TASK GOAL: For each line below that holds the word "JSON", make a copy.

DATA FOR THE TASK:
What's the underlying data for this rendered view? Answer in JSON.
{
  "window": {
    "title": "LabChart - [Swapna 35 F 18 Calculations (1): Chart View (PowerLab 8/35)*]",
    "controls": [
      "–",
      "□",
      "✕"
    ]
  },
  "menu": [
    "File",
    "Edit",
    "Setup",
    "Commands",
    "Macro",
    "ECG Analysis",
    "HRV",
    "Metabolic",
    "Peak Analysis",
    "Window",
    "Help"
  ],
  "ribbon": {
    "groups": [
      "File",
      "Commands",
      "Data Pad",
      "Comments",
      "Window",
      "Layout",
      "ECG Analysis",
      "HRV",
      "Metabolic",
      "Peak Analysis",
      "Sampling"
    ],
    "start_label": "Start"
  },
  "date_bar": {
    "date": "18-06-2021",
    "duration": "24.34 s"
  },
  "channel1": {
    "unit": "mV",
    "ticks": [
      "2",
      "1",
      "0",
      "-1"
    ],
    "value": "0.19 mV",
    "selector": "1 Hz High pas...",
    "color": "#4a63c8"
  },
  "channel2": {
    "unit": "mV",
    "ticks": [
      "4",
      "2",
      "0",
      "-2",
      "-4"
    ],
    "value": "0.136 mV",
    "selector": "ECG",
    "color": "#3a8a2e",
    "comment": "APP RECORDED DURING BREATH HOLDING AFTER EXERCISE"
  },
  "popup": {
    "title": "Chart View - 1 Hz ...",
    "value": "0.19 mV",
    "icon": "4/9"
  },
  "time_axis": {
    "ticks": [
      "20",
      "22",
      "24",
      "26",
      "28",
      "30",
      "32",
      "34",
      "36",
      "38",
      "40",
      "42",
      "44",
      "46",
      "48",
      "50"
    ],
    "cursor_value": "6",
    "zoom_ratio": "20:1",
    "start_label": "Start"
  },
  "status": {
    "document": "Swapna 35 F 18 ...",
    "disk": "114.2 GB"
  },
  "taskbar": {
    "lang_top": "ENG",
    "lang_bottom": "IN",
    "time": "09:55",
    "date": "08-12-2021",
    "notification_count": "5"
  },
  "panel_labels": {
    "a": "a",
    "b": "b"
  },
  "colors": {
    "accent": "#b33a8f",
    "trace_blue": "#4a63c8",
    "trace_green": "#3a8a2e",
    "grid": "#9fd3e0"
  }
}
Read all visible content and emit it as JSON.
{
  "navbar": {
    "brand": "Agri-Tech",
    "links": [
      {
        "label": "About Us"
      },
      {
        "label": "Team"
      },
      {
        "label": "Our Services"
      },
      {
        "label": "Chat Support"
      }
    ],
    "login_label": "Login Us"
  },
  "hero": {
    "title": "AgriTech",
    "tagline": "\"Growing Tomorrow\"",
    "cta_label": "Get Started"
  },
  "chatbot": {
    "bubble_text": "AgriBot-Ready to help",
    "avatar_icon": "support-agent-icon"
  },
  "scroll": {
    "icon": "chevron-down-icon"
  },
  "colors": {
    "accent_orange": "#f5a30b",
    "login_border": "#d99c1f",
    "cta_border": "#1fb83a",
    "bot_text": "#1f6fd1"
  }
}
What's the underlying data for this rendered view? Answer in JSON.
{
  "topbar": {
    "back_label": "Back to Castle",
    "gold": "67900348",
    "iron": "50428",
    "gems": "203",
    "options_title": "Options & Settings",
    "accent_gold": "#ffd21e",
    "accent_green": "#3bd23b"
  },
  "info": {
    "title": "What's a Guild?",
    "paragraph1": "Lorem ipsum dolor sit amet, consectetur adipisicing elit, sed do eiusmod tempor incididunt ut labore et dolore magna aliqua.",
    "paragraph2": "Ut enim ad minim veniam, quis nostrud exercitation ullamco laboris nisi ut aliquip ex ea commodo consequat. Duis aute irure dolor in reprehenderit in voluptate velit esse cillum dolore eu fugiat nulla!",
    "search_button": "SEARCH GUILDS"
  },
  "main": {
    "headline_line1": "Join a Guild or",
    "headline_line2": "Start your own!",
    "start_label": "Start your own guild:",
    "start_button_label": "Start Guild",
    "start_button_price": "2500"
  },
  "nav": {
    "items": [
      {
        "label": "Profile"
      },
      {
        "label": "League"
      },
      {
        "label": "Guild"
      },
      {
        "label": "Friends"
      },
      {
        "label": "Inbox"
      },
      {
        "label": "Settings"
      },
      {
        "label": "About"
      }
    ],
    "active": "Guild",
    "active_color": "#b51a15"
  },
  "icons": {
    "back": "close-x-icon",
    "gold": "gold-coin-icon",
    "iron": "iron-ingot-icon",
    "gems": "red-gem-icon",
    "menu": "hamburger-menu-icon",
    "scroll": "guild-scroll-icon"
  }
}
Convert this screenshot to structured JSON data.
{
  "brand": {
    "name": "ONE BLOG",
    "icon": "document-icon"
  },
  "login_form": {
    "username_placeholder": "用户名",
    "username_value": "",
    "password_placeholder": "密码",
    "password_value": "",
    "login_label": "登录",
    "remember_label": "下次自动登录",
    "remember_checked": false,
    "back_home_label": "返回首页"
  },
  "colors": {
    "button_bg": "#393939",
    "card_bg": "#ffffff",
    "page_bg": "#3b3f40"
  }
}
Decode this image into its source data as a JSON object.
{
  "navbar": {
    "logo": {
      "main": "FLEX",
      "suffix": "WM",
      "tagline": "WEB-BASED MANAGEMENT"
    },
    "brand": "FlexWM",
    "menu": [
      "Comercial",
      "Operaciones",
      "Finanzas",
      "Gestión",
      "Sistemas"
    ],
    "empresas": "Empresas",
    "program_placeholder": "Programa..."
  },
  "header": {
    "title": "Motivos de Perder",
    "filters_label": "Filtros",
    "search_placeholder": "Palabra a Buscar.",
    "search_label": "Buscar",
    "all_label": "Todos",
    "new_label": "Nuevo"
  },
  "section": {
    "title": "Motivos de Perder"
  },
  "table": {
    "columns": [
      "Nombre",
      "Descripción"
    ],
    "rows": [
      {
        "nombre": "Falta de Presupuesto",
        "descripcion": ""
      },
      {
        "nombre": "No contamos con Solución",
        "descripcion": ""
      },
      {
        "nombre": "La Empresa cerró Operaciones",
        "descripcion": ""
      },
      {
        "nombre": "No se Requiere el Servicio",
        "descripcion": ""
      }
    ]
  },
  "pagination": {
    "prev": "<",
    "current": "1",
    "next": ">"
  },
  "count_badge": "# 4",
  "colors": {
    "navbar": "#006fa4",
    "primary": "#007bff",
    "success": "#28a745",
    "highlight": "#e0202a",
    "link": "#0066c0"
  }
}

WRITTEN RESPONSE:
What's the underlying data for this rendered view? Answer in JSON.
Read all visible content and emit it as JSON.
What's the underlying data for this rendered view? Answer in JSON.
Convert this screenshot to structured JSON data.
Decode this image into its source data as a JSON object.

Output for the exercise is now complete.